DevAddr allocation, hence the device matching procedure for ABP end devices will not be improved.
OTAA end devices are assigned a new
DevAddr at establishing each new session. This allows them to move to different networks/clusters.
- ABP end devices use a fixed security session.
Frame counters associated with ABP devices should not be reset during their lifetime, otherwise the messages from those end devices may end up being dropped. When an ABP end device runs out of frame counters, it is the end of its lifetime.
Session keys are hardcoded into an ABP device, meaning that even if they leak, they cannot be rotated, which is a serious security threat.
Unlike ABP, OTAA end devices re-negotiate frame counters and session keys at establishing each new session. Hence, the lifetime of an OTAA device is not conditioned by the width of the frame counter.
For enhancing security, you can use a dedicated Join Server to handle the join flow, Network Server and Application Server authentication, store root keys and generate session keys. Using a dedicated Join Server also prevents the vendor lock-in. Another option is using Hardware Secured Elements (see ATECC608A) which prevent the exposure of keys to software, firmware, manufacturing sites, and other third parties.
- ABP end devices use fixed network parameters.
When registering an ABP device on The Things Stack, you will need to provide the RX1 Delay, RX1 Data Rate Offset, RX2 Data Rate Index, RX2 Frequency and a list of Factory Preset Frequencies. If these values are not correctly configured, uplinks and/or downlinks might not work.
OTAA end devices re-negotiate network parameters at establishing each new session, meaning you do not have to worry about them being misconfigured.
In general, there are no drawbacks in using OTAA over using ABP, but there are certain requirements that need to be met when using OTAA.
The only thing to keep in mind is that an OTAA join requires the end device to be within the coverage of the network it is registered on. The reason for this is that the OTAA join procedure requires the end device to be able to receive the Join Accept downlink message from the Network Server.
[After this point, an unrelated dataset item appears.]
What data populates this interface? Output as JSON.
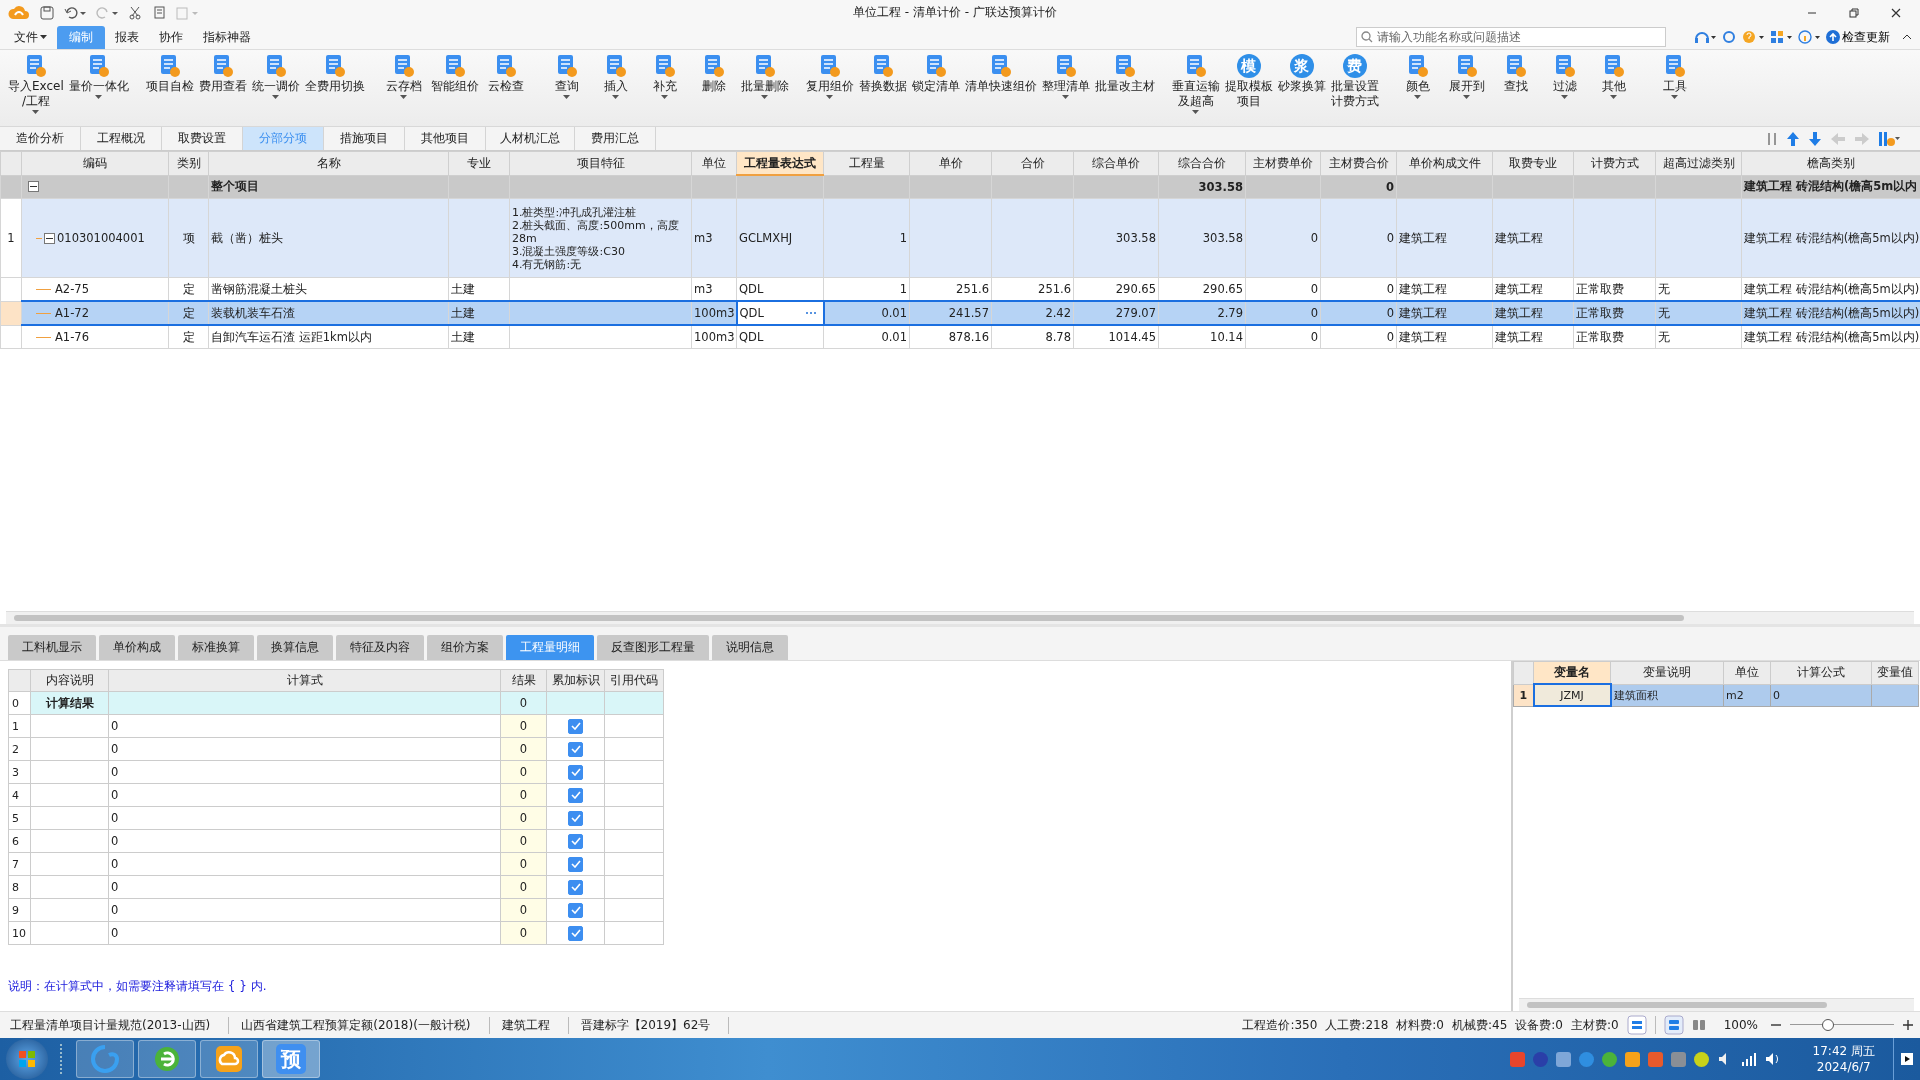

In case the end device does not have the network coverage when it is switched on, the Join procedure will fail. Depending on the firmware and LoRaWAN stack used in the device, a failed OTAA join may result in the device not going into sleep mode, or using a lot of energy on endless attempts to rejoin the network.
If the network coverage for the end device can not be guaranteed, it does not mean that OTAA can not be used. If the firmware in the device is smart enough to handle failed OTAA joins properly, the device can retry the join at a later stage.
A naive approach that has been used in the past to avoid this was to use ABP. ABP allows a device to start transmitting messages immediately when it is switched on, regardless of whether it has the network coverage or not.
A better approach is to perform an OTAA join in a factory or workshop where the network coverage and working downlinks can be guaranteed. There are no drawbacks to this approach as long as the device follows the LoRaWAN best practices.
One more thing to take into account is persisting network parameters between device restarts. For example, an ABP device uses a non-volatile storage to persist frame counters between restarts. A better approach would be to switch to using OTAA and store the OTAA session rather than frame counters.